Instructions for the task:
Return every entry exactly as written, with the pictures removed.

Listed records:
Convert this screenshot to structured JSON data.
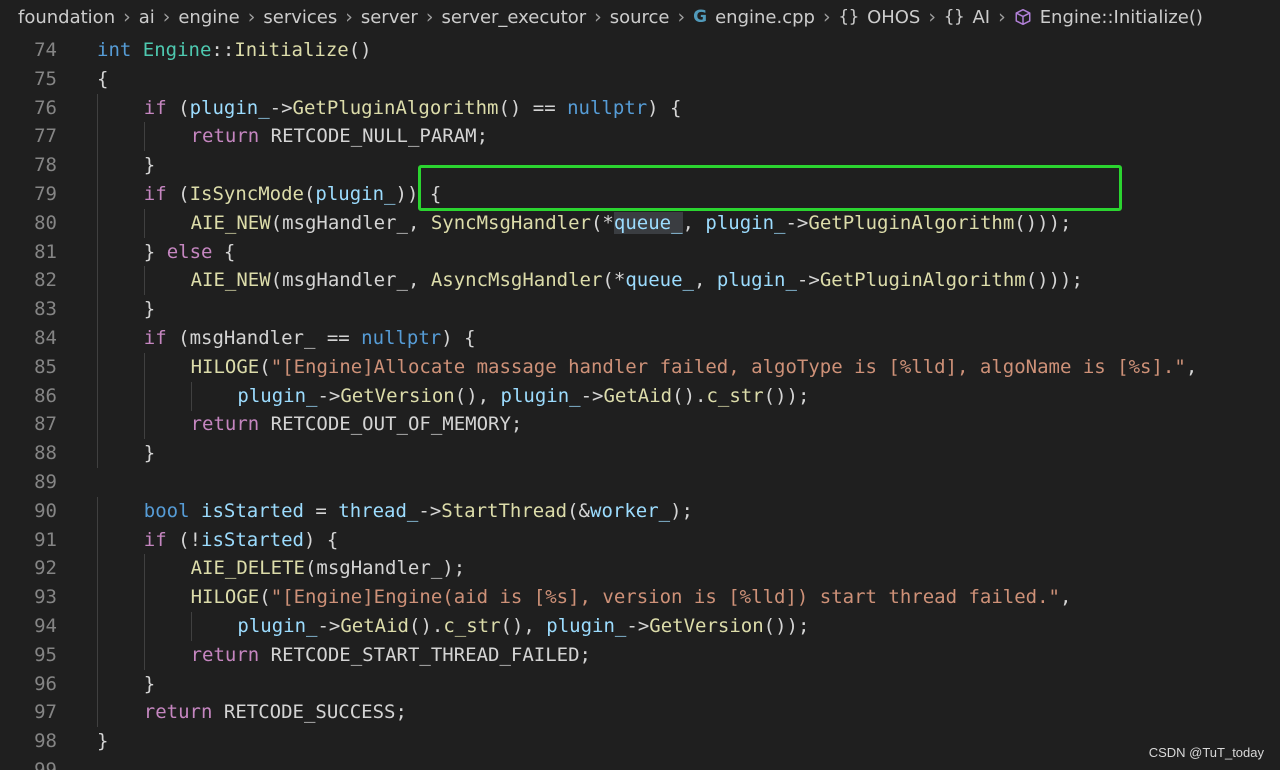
{
  "breadcrumb": [
    {
      "label": "foundation",
      "icon": ""
    },
    {
      "label": "ai",
      "icon": ""
    },
    {
      "label": "engine",
      "icon": ""
    },
    {
      "label": "services",
      "icon": ""
    },
    {
      "label": "server",
      "icon": ""
    },
    {
      "label": "server_executor",
      "icon": ""
    },
    {
      "label": "source",
      "icon": ""
    },
    {
      "label": "engine.cpp",
      "icon": "cpp-file-icon"
    },
    {
      "label": "OHOS",
      "icon": "namespace-icon"
    },
    {
      "label": "AI",
      "icon": "namespace-icon"
    },
    {
      "label": "Engine::Initialize()",
      "icon": "method-icon"
    }
  ],
  "first_line_number": 74,
  "code_lines": [
    {
      "indent": 0,
      "tokens": [
        [
          "int",
          "kw"
        ],
        [
          " ",
          "txt"
        ],
        [
          "Engine",
          "typ"
        ],
        [
          "::",
          "txt"
        ],
        [
          "Initialize",
          "fn"
        ],
        [
          "()",
          "txt"
        ]
      ]
    },
    {
      "indent": 0,
      "tokens": [
        [
          "{",
          "txt"
        ]
      ]
    },
    {
      "indent": 1,
      "tokens": [
        [
          "if",
          "ctl"
        ],
        [
          " (",
          "txt"
        ],
        [
          "plugin_",
          "var"
        ],
        [
          "->",
          "txt"
        ],
        [
          "GetPluginAlgorithm",
          "fn"
        ],
        [
          "() == ",
          "txt"
        ],
        [
          "nullptr",
          "kw"
        ],
        [
          ") {",
          "txt"
        ]
      ]
    },
    {
      "indent": 2,
      "tokens": [
        [
          "return",
          "ctl"
        ],
        [
          " RETCODE_NULL_PARAM;",
          "txt"
        ]
      ]
    },
    {
      "indent": 1,
      "tokens": [
        [
          "}",
          "txt"
        ]
      ]
    },
    {
      "indent": 1,
      "tokens": [
        [
          "if",
          "ctl"
        ],
        [
          " (",
          "txt"
        ],
        [
          "IsSyncMode",
          "fn"
        ],
        [
          "(",
          "txt"
        ],
        [
          "plugin_",
          "var"
        ],
        [
          ")) {",
          "txt"
        ]
      ]
    },
    {
      "indent": 2,
      "tokens": [
        [
          "AIE_NEW",
          "mac"
        ],
        [
          "(msgHandler_, ",
          "txt"
        ],
        [
          "SyncMsgHandler",
          "fn"
        ],
        [
          "(*",
          "txt"
        ],
        [
          "queue_",
          "var hl"
        ],
        [
          ", ",
          "txt"
        ],
        [
          "plugin_",
          "var"
        ],
        [
          "->",
          "txt"
        ],
        [
          "GetPluginAlgorithm",
          "fn"
        ],
        [
          "()));",
          "txt"
        ]
      ]
    },
    {
      "indent": 1,
      "tokens": [
        [
          "} ",
          "txt"
        ],
        [
          "else",
          "ctl"
        ],
        [
          " {",
          "txt"
        ]
      ]
    },
    {
      "indent": 2,
      "tokens": [
        [
          "AIE_NEW",
          "mac"
        ],
        [
          "(msgHandler_, ",
          "txt"
        ],
        [
          "AsyncMsgHandler",
          "fn"
        ],
        [
          "(*",
          "txt"
        ],
        [
          "queue_",
          "var"
        ],
        [
          ", ",
          "txt"
        ],
        [
          "plugin_",
          "var"
        ],
        [
          "->",
          "txt"
        ],
        [
          "GetPluginAlgorithm",
          "fn"
        ],
        [
          "()));",
          "txt"
        ]
      ]
    },
    {
      "indent": 1,
      "tokens": [
        [
          "}",
          "txt"
        ]
      ]
    },
    {
      "indent": 1,
      "tokens": [
        [
          "if",
          "ctl"
        ],
        [
          " (msgHandler_ == ",
          "txt"
        ],
        [
          "nullptr",
          "kw"
        ],
        [
          ") {",
          "txt"
        ]
      ]
    },
    {
      "indent": 2,
      "tokens": [
        [
          "HILOGE",
          "mac"
        ],
        [
          "(",
          "txt"
        ],
        [
          "\"[Engine]Allocate massage handler failed, algoType is [%lld], algoName is [%s].\"",
          "str"
        ],
        [
          ",",
          "txt"
        ]
      ]
    },
    {
      "indent": 3,
      "tokens": [
        [
          "plugin_",
          "var"
        ],
        [
          "->",
          "txt"
        ],
        [
          "GetVersion",
          "fn"
        ],
        [
          "(), ",
          "txt"
        ],
        [
          "plugin_",
          "var"
        ],
        [
          "->",
          "txt"
        ],
        [
          "GetAid",
          "fn"
        ],
        [
          "().",
          "txt"
        ],
        [
          "c_str",
          "fn"
        ],
        [
          "());",
          "txt"
        ]
      ]
    },
    {
      "indent": 2,
      "tokens": [
        [
          "return",
          "ctl"
        ],
        [
          " RETCODE_OUT_OF_MEMORY;",
          "txt"
        ]
      ]
    },
    {
      "indent": 1,
      "tokens": [
        [
          "}",
          "txt"
        ]
      ]
    },
    {
      "indent": 0,
      "tokens": []
    },
    {
      "indent": 1,
      "tokens": [
        [
          "bool",
          "kw"
        ],
        [
          " ",
          "txt"
        ],
        [
          "isStarted",
          "var"
        ],
        [
          " = ",
          "txt"
        ],
        [
          "thread_",
          "var"
        ],
        [
          "->",
          "txt"
        ],
        [
          "StartThread",
          "fn"
        ],
        [
          "(&",
          "txt"
        ],
        [
          "worker_",
          "var"
        ],
        [
          ");",
          "txt"
        ]
      ]
    },
    {
      "indent": 1,
      "tokens": [
        [
          "if",
          "ctl"
        ],
        [
          " (!",
          "txt"
        ],
        [
          "isStarted",
          "var"
        ],
        [
          ") {",
          "txt"
        ]
      ]
    },
    {
      "indent": 2,
      "tokens": [
        [
          "AIE_DELETE",
          "mac"
        ],
        [
          "(msgHandler_);",
          "txt"
        ]
      ]
    },
    {
      "indent": 2,
      "tokens": [
        [
          "HILOGE",
          "mac"
        ],
        [
          "(",
          "txt"
        ],
        [
          "\"[Engine]Engine(aid is [%s], version is [%lld]) start thread failed.\"",
          "str"
        ],
        [
          ",",
          "txt"
        ]
      ]
    },
    {
      "indent": 3,
      "tokens": [
        [
          "plugin_",
          "var"
        ],
        [
          "->",
          "txt"
        ],
        [
          "GetAid",
          "fn"
        ],
        [
          "().",
          "txt"
        ],
        [
          "c_str",
          "fn"
        ],
        [
          "(), ",
          "txt"
        ],
        [
          "plugin_",
          "var"
        ],
        [
          "->",
          "txt"
        ],
        [
          "GetVersion",
          "fn"
        ],
        [
          "());",
          "txt"
        ]
      ]
    },
    {
      "indent": 2,
      "tokens": [
        [
          "return",
          "ctl"
        ],
        [
          " RETCODE_START_THREAD_FAILED;",
          "txt"
        ]
      ]
    },
    {
      "indent": 1,
      "tokens": [
        [
          "}",
          "txt"
        ]
      ]
    },
    {
      "indent": 1,
      "tokens": [
        [
          "return",
          "ctl"
        ],
        [
          " RETCODE_SUCCESS;",
          "txt"
        ]
      ]
    },
    {
      "indent": 0,
      "tokens": [
        [
          "}",
          "txt"
        ]
      ]
    },
    {
      "indent": 0,
      "tokens": []
    }
  ],
  "watermark": "CSDN @TuT_today",
  "colors": {
    "background": "#1f1f1f",
    "line_number": "#858585",
    "highlight_box": "#2bd430",
    "keyword": "#569cd6",
    "control": "#c586c0",
    "function": "#dcdcaa",
    "variable": "#9cdcfe",
    "type": "#4ec9b0",
    "string": "#ce9178"
  }
}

Task result:
Convert this screenshot to structured JSON data.
{
  "breadcrumb": [
    {
      "label": "foundation",
      "icon": ""
    },
    {
      "label": "ai",
      "icon": ""
    },
    {
      "label": "engine",
      "icon": ""
    },
    {
      "label": "services",
      "icon": ""
    },
    {
      "label": "server",
      "icon": ""
    },
    {
      "label": "server_executor",
      "icon": ""
    },
    {
      "label": "source",
      "icon": ""
    },
    {
      "label": "engine.cpp",
      "icon": "cpp-file-icon"
    },
    {
      "label": "OHOS",
      "icon": "namespace-icon"
    },
    {
      "label": "AI",
      "icon": "namespace-icon"
    },
    {
      "label": "Engine::Initialize()",
      "icon": "method-icon"
    }
  ],
  "first_line_number": 74,
  "code_lines": [
    {
      "indent": 0,
      "tokens": [
        [
          "int",
          "kw"
        ],
        [
          " ",
          "txt"
        ],
        [
          "Engine",
          "typ"
        ],
        [
          "::",
          "txt"
        ],
        [
          "Initialize",
          "fn"
        ],
        [
          "()",
          "txt"
        ]
      ]
    },
    {
      "indent": 0,
      "tokens": [
        [
          "{",
          "txt"
        ]
      ]
    },
    {
      "indent": 1,
      "tokens": [
        [
          "if",
          "ctl"
        ],
        [
          " (",
          "txt"
        ],
        [
          "plugin_",
          "var"
        ],
        [
          "->",
          "txt"
        ],
        [
          "GetPluginAlgorithm",
          "fn"
        ],
        [
          "() == ",
          "txt"
        ],
        [
          "nullptr",
          "kw"
        ],
        [
          ") {",
          "txt"
        ]
      ]
    },
    {
      "indent": 2,
      "tokens": [
        [
          "return",
          "ctl"
        ],
        [
          " RETCODE_NULL_PARAM;",
          "txt"
        ]
      ]
    },
    {
      "indent": 1,
      "tokens": [
        [
          "}",
          "txt"
        ]
      ]
    },
    {
      "indent": 1,
      "tokens": [
        [
          "if",
          "ctl"
        ],
        [
          " (",
          "txt"
        ],
        [
          "IsSyncMode",
          "fn"
        ],
        [
          "(",
          "txt"
        ],
        [
          "plugin_",
          "var"
        ],
        [
          ")) {",
          "txt"
        ]
      ]
    },
    {
      "indent": 2,
      "tokens": [
        [
          "AIE_NEW",
          "mac"
        ],
        [
          "(msgHandler_, ",
          "txt"
        ],
        [
          "SyncMsgHandler",
          "fn"
        ],
        [
          "(*",
          "txt"
        ],
        [
          "queue_",
          "var hl"
        ],
        [
          ", ",
          "txt"
        ],
        [
          "plugin_",
          "var"
        ],
        [
          "->",
          "txt"
        ],
        [
          "GetPluginAlgorithm",
          "fn"
        ],
        [
          "()));",
          "txt"
        ]
      ]
    },
    {
      "indent": 1,
      "tokens": [
        [
          "} ",
          "txt"
        ],
        [
          "else",
          "ctl"
        ],
        [
          " {",
          "txt"
        ]
      ]
    },
    {
      "indent": 2,
      "tokens": [
        [
          "AIE_NEW",
          "mac"
        ],
        [
          "(msgHandler_, ",
          "txt"
        ],
        [
          "AsyncMsgHandler",
          "fn"
        ],
        [
          "(*",
          "txt"
        ],
        [
          "queue_",
          "var"
        ],
        [
          ", ",
          "txt"
        ],
        [
          "plugin_",
          "var"
        ],
        [
          "->",
          "txt"
        ],
        [
          "GetPluginAlgorithm",
          "fn"
        ],
        [
          "()));",
          "txt"
        ]
      ]
    },
    {
      "indent": 1,
      "tokens": [
        [
          "}",
          "txt"
        ]
      ]
    },
    {
      "indent": 1,
      "tokens": [
        [
          "if",
          "ctl"
        ],
        [
          " (msgHandler_ == ",
          "txt"
        ],
        [
          "nullptr",
          "kw"
        ],
        [
          ") {",
          "txt"
        ]
      ]
    },
    {
      "indent": 2,
      "tokens": [
        [
          "HILOGE",
          "mac"
        ],
        [
          "(",
          "txt"
        ],
        [
          "\"[Engine]Allocate massage handler failed, algoType is [%lld], algoName is [%s].\"",
          "str"
        ],
        [
          ",",
          "txt"
        ]
      ]
    },
    {
      "indent": 3,
      "tokens": [
        [
          "plugin_",
          "var"
        ],
        [
          "->",
          "txt"
        ],
        [
          "GetVersion",
          "fn"
        ],
        [
          "(), ",
          "txt"
        ],
        [
          "plugin_",
          "var"
        ],
        [
          "->",
          "txt"
        ],
        [
          "GetAid",
          "fn"
        ],
        [
          "().",
          "txt"
        ],
        [
          "c_str",
          "fn"
        ],
        [
          "());",
          "txt"
        ]
      ]
    },
    {
      "indent": 2,
      "tokens": [
        [
          "return",
          "ctl"
        ],
        [
          " RETCODE_OUT_OF_MEMORY;",
          "txt"
        ]
      ]
    },
    {
      "indent": 1,
      "tokens": [
        [
          "}",
          "txt"
        ]
      ]
    },
    {
      "indent": 0,
      "tokens": []
    },
    {
      "indent": 1,
      "tokens": [
        [
          "bool",
          "kw"
        ],
        [
          " ",
          "txt"
        ],
        [
          "isStarted",
          "var"
        ],
        [
          " = ",
          "txt"
        ],
        [
          "thread_",
          "var"
        ],
        [
          "->",
          "txt"
        ],
        [
          "StartThread",
          "fn"
        ],
        [
          "(&",
          "txt"
        ],
        [
          "worker_",
          "var"
        ],
        [
          ");",
          "txt"
        ]
      ]
    },
    {
      "indent": 1,
      "tokens": [
        [
          "if",
          "ctl"
        ],
        [
          " (!",
          "txt"
        ],
        [
          "isStarted",
          "var"
        ],
        [
          ") {",
          "txt"
        ]
      ]
    },
    {
      "indent": 2,
      "tokens": [
        [
          "AIE_DELETE",
          "mac"
        ],
        [
          "(msgHandler_);",
          "txt"
        ]
      ]
    },
    {
      "indent": 2,
      "tokens": [
        [
          "HILOGE",
          "mac"
        ],
        [
          "(",
          "txt"
        ],
        [
          "\"[Engine]Engine(aid is [%s], version is [%lld]) start thread failed.\"",
          "str"
        ],
        [
          ",",
          "txt"
        ]
      ]
    },
    {
      "indent": 3,
      "tokens": [
        [
          "plugin_",
          "var"
        ],
        [
          "->",
          "txt"
        ],
        [
          "GetAid",
          "fn"
        ],
        [
          "().",
          "txt"
        ],
        [
          "c_str",
          "fn"
        ],
        [
          "(), ",
          "txt"
        ],
        [
          "plugin_",
          "var"
        ],
        [
          "->",
          "txt"
        ],
        [
          "GetVersion",
          "fn"
        ],
        [
          "());",
          "txt"
        ]
      ]
    },
    {
      "indent": 2,
      "tokens": [
        [
          "return",
          "ctl"
        ],
        [
          " RETCODE_START_THREAD_FAILED;",
          "txt"
        ]
      ]
    },
    {
      "indent": 1,
      "tokens": [
        [
          "}",
          "txt"
        ]
      ]
    },
    {
      "indent": 1,
      "tokens": [
        [
          "return",
          "ctl"
        ],
        [
          " RETCODE_SUCCESS;",
          "txt"
        ]
      ]
    },
    {
      "indent": 0,
      "tokens": [
        [
          "}",
          "txt"
        ]
      ]
    },
    {
      "indent": 0,
      "tokens": []
    }
  ],
  "watermark": "CSDN @TuT_today",
  "colors": {
    "background": "#1f1f1f",
    "line_number": "#858585",
    "highlight_box": "#2bd430",
    "keyword": "#569cd6",
    "control": "#c586c0",
    "function": "#dcdcaa",
    "variable": "#9cdcfe",
    "type": "#4ec9b0",
    "string": "#ce9178"
  }
}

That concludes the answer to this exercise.